- [Material for the task]:
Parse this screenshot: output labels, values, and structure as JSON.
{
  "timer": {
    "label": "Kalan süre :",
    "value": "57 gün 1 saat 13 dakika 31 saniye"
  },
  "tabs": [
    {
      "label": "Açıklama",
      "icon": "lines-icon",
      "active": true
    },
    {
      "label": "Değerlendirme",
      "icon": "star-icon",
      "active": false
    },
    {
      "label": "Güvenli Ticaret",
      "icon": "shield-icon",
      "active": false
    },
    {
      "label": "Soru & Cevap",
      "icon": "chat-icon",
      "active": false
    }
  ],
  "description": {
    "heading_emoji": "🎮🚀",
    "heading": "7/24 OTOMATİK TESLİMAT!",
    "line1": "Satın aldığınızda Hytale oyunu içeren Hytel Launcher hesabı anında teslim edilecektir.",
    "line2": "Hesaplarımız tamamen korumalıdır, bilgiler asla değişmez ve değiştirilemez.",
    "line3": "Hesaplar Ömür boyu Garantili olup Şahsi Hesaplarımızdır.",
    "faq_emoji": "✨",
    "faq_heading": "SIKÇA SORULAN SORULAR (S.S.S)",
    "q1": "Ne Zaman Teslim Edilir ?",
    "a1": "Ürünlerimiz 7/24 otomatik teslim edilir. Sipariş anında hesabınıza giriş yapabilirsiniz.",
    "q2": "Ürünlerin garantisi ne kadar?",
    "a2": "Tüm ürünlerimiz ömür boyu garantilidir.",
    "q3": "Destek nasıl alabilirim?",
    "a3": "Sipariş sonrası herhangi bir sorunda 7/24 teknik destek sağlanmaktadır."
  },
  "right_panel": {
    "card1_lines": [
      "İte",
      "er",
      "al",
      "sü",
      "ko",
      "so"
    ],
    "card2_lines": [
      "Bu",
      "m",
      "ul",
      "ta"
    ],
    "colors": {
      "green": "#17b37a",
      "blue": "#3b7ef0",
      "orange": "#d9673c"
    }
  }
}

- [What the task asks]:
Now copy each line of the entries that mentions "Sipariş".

- [Answer to the problem]:
    "a1": "Ürünlerimiz 7/24 otomatik teslim edilir. Sipariş anında hesabınıza giriş yapabilirsiniz.",
    "a3": "Sipariş sonrası herhangi bir sorunda 7/24 teknik destek sağlanmaktadır."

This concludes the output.